Populist distraction a tragedy

Blair added that the populist wave is distracting people from the bigger questions surrounding the disruptive impact of technology.

“The single biggest change that’s going to happen in the world today is this technological revolution,” he said.

“And the real role of politicians today is to understand it, to seize its opportunities, to mitigate its risks, to prepare for it, to prepare our people for it.

“And the tragedy is that right at the moment when we need this debate about how we deal with this revolution, you have a right-wing focused on attacking migrants and a left focused on attacking business – and neither is the way forward to the future.”

He offered an alternative way forward in which smaller nations with shared values, such as Britain, Germany and France, stick together, particularly in light of the “rising power of China”.

However, he said that he will not be making a return to British politics and that there are better-qualified people to lead British politics than himself today.
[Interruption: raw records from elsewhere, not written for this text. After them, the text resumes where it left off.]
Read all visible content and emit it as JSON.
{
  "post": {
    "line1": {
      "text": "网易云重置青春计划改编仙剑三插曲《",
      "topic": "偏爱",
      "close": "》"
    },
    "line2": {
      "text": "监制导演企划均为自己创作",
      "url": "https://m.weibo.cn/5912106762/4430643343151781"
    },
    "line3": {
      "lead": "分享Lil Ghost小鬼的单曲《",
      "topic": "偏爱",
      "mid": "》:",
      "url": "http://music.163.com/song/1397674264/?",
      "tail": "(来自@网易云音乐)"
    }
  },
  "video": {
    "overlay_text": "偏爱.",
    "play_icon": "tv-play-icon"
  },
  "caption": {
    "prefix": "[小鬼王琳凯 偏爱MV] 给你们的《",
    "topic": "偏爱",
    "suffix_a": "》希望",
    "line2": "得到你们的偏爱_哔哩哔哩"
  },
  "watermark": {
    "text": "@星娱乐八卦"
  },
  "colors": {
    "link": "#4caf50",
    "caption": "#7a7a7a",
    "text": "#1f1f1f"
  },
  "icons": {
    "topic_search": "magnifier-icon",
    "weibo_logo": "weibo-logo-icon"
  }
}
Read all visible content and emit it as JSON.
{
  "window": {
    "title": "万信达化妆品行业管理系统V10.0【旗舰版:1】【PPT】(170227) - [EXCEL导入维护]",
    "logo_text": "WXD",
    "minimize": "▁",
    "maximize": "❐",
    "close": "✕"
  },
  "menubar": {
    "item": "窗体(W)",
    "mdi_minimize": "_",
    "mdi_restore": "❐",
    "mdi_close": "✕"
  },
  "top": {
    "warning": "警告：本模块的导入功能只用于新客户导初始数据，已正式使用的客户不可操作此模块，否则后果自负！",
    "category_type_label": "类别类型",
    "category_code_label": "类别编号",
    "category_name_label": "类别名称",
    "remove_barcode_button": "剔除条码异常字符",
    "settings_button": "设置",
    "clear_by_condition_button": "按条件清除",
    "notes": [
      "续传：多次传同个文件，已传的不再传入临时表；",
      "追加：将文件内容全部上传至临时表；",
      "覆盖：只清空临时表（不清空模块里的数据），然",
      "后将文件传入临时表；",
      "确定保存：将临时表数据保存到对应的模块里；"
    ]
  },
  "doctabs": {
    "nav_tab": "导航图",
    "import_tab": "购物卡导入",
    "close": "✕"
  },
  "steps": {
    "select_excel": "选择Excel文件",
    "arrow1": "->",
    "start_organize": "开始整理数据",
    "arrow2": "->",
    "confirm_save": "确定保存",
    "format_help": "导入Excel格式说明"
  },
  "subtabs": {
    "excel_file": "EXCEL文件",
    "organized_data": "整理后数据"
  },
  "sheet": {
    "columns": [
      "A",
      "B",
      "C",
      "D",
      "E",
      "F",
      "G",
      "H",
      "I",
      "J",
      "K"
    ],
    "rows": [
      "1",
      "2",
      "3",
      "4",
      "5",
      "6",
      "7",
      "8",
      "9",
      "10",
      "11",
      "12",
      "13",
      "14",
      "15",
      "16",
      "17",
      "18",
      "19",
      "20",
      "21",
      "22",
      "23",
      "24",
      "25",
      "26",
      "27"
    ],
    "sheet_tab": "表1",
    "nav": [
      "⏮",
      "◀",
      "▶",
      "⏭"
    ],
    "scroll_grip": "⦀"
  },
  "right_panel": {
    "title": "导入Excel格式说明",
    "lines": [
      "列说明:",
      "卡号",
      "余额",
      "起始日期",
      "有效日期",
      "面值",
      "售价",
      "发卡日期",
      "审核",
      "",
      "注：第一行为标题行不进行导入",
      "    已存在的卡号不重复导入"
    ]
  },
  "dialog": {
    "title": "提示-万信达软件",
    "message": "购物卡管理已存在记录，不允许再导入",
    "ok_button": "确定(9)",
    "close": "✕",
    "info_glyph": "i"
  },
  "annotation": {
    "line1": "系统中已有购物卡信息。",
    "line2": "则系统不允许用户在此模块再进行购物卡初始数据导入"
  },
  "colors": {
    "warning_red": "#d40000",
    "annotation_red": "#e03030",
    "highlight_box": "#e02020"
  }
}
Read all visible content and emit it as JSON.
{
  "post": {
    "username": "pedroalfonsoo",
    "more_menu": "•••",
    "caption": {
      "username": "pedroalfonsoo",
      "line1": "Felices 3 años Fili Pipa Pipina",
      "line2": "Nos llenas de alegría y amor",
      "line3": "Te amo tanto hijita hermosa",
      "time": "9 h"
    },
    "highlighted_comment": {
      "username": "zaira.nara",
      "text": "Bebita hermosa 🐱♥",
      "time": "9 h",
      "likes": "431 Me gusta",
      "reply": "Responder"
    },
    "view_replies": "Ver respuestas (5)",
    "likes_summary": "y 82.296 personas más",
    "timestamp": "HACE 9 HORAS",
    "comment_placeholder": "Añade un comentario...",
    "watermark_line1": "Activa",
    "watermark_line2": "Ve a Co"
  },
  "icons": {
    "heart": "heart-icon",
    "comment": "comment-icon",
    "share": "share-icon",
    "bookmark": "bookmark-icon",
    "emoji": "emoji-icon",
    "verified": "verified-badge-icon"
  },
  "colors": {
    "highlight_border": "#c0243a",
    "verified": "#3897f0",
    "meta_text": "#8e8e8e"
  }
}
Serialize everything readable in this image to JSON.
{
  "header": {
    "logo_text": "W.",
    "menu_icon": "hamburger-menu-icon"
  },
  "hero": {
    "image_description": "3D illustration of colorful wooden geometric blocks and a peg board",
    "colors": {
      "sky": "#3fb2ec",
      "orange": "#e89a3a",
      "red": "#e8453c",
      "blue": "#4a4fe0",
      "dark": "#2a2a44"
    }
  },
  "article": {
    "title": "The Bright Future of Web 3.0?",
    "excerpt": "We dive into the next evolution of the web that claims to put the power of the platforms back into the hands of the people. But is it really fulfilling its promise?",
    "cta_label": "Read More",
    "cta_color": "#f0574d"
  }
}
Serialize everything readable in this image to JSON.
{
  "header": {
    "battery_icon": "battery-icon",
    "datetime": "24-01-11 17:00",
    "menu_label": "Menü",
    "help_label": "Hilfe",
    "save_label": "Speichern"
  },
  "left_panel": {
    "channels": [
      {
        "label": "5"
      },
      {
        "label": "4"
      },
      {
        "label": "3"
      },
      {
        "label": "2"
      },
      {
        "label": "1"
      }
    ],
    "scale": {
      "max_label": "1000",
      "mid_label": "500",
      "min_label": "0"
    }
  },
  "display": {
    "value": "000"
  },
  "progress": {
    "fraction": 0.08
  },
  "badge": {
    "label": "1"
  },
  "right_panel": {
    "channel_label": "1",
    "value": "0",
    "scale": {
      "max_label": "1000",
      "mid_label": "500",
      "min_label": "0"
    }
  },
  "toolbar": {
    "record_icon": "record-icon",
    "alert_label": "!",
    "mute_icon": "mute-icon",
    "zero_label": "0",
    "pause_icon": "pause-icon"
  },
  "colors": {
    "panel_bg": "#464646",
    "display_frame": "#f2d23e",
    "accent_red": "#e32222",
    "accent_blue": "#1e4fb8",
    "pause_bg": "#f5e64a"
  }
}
“One of the reasons why this tech thing is so important and why I’m so convinced that this is central to the whole of the questions that we are discussing, is if we want to map a way out of this populism, left or right, we’ve got to show people an optimistic way to the future.”